Is it a novel? Or is it a tapestry of 10 1/2 vignettes on the broad theme of discovery? Barnes himself has said that ‘A History of the World in 10 1/2 Chapters’ was conceived as the former but I would be more inclined to agree with the latter. The irony here is that the main themes of this book revolve around the idea of alternative perspectives … so perhaps we are both right.
Like Barnes’ other short stories (I reviewed his latest collection ‘Pulse’ last month), the ‘chapters’ are a mixed bunch and aside from repeated nautical metaphors, I’m not fully convinced that it hangs together all that well as a ‘novel’. However, the opening chapter set on Noah’s Ark is pure satirical brilliance, and the 1/2 chapter ‘Parenthesis’ is beautifully written and is definitely Barnes at his best. Perhaps I will only fully appreciate the book at a novel by re-reading it as a later date.
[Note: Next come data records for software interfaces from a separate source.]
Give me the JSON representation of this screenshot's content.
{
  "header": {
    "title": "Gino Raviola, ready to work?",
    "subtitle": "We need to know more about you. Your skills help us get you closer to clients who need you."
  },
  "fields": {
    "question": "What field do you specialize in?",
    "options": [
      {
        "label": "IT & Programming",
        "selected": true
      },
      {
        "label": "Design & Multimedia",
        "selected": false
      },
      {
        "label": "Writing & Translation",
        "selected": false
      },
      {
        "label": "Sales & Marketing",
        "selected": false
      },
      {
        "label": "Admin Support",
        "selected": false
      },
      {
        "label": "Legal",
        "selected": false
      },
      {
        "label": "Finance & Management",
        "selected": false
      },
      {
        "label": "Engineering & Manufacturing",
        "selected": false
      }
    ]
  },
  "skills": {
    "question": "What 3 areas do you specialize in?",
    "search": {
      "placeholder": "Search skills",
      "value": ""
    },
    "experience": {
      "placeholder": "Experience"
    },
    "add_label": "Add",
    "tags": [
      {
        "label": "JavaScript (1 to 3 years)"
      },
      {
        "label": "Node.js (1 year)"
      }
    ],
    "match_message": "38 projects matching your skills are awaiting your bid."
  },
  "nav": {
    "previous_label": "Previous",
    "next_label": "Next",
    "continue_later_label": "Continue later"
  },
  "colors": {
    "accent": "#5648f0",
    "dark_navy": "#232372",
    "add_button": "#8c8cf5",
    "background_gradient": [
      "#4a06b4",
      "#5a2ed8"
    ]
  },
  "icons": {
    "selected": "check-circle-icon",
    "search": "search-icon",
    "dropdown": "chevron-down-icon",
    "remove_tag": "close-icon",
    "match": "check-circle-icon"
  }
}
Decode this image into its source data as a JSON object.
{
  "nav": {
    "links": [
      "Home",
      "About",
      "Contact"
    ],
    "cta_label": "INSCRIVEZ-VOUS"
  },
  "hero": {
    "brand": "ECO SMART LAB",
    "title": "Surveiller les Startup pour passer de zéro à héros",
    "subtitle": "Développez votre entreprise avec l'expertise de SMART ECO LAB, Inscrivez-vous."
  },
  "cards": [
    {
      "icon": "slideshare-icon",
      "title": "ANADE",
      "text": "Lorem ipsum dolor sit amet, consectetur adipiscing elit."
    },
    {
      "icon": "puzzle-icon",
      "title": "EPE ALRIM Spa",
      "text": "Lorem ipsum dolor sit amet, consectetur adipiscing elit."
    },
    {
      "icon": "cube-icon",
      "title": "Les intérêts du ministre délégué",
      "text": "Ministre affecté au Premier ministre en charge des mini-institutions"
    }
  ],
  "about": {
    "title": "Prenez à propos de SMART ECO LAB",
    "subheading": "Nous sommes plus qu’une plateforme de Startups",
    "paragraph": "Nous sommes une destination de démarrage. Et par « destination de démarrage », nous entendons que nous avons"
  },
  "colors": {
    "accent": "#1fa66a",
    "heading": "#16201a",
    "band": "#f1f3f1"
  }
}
For an alternative view of history, look no further: “History isn’t what happened. History is just what historians tell us”, Barnes writes. Original and inspired, his characteristically subtle writing is at its quirky best so fans will not be disappointed.